## THE DATA:
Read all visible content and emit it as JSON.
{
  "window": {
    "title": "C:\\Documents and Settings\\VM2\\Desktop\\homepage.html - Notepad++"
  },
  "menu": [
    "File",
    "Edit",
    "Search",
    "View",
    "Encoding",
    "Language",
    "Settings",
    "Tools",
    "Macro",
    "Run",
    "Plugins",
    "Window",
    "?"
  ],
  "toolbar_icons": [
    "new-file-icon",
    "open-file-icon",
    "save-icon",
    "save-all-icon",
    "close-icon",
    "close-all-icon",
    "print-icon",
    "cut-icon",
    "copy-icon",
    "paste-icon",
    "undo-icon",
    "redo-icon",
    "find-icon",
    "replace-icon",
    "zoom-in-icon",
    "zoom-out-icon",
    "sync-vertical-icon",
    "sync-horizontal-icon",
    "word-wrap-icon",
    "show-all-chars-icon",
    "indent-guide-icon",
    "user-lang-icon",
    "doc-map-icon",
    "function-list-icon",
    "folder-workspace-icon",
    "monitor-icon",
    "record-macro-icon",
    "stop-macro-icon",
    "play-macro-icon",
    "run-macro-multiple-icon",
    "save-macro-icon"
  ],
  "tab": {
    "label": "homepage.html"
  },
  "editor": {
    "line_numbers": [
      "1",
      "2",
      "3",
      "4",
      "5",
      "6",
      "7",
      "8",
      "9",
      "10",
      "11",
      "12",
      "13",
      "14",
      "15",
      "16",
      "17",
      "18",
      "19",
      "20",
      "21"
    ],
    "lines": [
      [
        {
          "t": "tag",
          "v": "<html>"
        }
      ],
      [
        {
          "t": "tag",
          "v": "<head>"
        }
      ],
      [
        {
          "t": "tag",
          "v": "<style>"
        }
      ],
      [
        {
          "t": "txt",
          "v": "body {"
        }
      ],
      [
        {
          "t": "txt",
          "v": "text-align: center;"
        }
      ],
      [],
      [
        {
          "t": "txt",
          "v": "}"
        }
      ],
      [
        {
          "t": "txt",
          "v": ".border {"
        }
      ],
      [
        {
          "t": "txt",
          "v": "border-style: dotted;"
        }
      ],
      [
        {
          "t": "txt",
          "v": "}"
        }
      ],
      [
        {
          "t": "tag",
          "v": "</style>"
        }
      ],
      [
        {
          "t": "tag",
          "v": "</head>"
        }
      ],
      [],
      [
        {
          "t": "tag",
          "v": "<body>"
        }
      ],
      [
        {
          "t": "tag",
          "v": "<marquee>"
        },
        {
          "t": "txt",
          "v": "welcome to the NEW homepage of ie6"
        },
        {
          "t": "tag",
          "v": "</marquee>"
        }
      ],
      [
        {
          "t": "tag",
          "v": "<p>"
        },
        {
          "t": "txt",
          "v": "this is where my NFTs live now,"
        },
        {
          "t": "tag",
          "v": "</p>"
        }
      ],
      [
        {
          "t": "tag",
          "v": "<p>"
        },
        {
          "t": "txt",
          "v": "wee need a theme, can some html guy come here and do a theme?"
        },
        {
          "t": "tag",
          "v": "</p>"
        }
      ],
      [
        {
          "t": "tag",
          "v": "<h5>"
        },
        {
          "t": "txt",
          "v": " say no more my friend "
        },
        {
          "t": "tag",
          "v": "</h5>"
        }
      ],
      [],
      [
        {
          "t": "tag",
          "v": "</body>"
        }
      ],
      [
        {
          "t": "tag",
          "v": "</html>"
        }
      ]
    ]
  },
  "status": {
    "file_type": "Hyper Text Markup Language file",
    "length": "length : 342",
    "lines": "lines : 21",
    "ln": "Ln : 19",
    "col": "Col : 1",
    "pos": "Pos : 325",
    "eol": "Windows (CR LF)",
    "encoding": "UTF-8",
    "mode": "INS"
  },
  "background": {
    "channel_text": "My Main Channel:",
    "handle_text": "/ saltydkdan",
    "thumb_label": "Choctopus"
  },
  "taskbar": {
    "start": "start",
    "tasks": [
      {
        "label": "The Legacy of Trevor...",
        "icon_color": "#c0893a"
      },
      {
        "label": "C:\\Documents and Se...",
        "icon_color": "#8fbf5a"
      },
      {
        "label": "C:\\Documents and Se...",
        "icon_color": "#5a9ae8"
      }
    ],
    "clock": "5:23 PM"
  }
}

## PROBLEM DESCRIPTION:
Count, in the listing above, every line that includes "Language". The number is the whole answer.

## EXERCISE SOLUTION:
2